**Assignment:**
Report every line below that carries the word "from".

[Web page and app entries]
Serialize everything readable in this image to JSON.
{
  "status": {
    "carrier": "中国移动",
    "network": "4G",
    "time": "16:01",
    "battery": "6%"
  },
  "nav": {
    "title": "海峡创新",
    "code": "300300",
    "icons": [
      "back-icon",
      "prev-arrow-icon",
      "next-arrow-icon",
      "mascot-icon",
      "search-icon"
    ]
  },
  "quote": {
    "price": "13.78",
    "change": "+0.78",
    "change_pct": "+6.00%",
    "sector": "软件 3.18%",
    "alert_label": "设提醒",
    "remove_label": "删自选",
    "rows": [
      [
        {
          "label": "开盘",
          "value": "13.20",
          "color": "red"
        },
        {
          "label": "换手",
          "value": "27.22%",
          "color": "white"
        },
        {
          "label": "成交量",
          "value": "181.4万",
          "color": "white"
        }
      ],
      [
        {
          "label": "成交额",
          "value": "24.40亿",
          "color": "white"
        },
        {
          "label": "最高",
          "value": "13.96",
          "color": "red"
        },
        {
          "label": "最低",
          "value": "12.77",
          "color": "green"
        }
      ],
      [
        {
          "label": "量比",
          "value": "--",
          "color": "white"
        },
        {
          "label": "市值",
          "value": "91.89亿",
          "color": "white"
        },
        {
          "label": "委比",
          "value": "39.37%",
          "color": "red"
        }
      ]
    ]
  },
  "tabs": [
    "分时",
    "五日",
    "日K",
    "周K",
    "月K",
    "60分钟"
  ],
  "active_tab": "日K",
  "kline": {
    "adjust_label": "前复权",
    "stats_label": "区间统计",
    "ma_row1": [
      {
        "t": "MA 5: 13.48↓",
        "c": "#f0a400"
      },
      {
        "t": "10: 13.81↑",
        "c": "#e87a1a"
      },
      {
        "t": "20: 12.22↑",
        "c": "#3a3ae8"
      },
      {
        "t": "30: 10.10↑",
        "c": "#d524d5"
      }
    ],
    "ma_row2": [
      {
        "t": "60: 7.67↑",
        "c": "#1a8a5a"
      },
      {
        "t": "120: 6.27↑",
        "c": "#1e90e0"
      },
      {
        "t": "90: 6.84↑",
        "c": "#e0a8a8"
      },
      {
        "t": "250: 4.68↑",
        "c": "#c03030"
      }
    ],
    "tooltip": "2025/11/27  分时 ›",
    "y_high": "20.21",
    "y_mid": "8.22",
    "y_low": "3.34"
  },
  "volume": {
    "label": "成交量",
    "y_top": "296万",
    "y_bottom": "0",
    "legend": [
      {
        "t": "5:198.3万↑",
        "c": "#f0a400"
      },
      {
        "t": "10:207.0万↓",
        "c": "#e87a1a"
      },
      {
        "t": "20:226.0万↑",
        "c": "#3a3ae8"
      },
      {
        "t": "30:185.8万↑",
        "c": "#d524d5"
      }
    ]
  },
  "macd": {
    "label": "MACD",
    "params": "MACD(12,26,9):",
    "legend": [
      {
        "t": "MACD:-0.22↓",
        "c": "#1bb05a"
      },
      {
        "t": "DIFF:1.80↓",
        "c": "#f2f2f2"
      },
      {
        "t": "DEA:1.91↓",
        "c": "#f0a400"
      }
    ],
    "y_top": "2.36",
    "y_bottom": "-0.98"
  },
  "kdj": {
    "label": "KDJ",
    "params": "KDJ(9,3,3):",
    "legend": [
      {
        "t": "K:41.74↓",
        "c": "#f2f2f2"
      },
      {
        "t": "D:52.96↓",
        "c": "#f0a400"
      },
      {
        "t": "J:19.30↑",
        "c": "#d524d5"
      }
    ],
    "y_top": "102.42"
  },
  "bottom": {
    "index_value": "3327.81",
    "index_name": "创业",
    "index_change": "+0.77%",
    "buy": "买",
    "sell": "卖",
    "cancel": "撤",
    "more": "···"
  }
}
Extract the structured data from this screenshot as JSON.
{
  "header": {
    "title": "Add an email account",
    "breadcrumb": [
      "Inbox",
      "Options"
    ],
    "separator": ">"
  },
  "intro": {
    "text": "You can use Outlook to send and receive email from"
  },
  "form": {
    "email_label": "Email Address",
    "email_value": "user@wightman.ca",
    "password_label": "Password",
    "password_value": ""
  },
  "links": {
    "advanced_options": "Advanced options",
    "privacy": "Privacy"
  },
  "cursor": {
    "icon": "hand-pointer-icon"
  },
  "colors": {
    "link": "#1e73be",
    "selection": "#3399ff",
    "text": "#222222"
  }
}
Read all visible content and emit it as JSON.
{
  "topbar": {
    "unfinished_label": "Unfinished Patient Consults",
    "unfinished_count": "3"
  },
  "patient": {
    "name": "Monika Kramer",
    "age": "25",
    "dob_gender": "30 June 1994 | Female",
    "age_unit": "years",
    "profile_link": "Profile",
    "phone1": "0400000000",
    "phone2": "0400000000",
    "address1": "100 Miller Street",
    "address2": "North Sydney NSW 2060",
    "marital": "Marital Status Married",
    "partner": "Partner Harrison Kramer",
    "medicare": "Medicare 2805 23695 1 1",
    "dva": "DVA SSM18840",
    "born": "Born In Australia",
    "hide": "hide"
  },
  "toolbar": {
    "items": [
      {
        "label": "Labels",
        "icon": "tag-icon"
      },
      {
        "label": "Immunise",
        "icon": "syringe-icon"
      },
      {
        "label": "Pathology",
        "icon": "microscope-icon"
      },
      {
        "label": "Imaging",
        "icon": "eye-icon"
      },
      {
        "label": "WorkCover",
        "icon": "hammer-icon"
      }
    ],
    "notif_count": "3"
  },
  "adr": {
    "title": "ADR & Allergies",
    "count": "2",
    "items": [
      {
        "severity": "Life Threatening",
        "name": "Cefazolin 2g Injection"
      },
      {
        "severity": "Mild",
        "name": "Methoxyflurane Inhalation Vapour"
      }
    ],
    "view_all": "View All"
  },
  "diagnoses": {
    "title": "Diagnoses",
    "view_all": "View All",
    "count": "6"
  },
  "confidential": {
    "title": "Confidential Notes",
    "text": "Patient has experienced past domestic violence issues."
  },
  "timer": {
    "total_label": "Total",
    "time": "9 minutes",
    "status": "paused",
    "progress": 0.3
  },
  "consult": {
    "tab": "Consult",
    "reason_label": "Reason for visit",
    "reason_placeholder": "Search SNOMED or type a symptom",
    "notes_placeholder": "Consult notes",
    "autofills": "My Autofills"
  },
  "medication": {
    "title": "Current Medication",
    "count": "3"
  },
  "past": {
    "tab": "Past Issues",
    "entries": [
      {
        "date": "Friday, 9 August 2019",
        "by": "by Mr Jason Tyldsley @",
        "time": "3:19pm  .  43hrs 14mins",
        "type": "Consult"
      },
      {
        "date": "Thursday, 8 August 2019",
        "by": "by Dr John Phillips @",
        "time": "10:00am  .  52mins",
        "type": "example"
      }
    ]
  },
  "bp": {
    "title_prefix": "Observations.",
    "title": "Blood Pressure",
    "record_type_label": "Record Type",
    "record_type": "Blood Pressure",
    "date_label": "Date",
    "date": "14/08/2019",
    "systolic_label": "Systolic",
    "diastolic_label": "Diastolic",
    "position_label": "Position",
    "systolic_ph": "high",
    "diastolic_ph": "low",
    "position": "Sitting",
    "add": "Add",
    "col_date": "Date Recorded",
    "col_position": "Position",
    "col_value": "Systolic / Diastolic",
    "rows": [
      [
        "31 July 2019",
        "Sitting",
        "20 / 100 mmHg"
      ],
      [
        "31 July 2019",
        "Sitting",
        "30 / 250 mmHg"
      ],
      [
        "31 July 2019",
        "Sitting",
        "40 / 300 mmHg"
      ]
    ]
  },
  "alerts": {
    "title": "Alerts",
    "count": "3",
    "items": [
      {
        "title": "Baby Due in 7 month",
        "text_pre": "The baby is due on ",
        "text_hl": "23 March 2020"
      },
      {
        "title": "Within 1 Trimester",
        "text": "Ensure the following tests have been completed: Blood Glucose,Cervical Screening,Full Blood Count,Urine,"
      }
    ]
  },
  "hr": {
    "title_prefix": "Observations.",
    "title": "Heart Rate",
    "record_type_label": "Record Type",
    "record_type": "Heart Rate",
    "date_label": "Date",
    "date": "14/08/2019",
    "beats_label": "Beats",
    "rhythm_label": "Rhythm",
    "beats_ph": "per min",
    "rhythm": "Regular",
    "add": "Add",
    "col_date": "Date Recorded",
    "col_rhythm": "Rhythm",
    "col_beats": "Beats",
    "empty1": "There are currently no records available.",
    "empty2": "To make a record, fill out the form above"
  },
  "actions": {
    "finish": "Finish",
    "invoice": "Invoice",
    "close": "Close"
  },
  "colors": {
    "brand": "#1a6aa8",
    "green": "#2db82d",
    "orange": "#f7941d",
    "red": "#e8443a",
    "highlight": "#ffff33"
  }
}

**Written reply:**
Extract the structured data from this screenshot as JSON.
    "text": "You can use Outlook to send and receive email from"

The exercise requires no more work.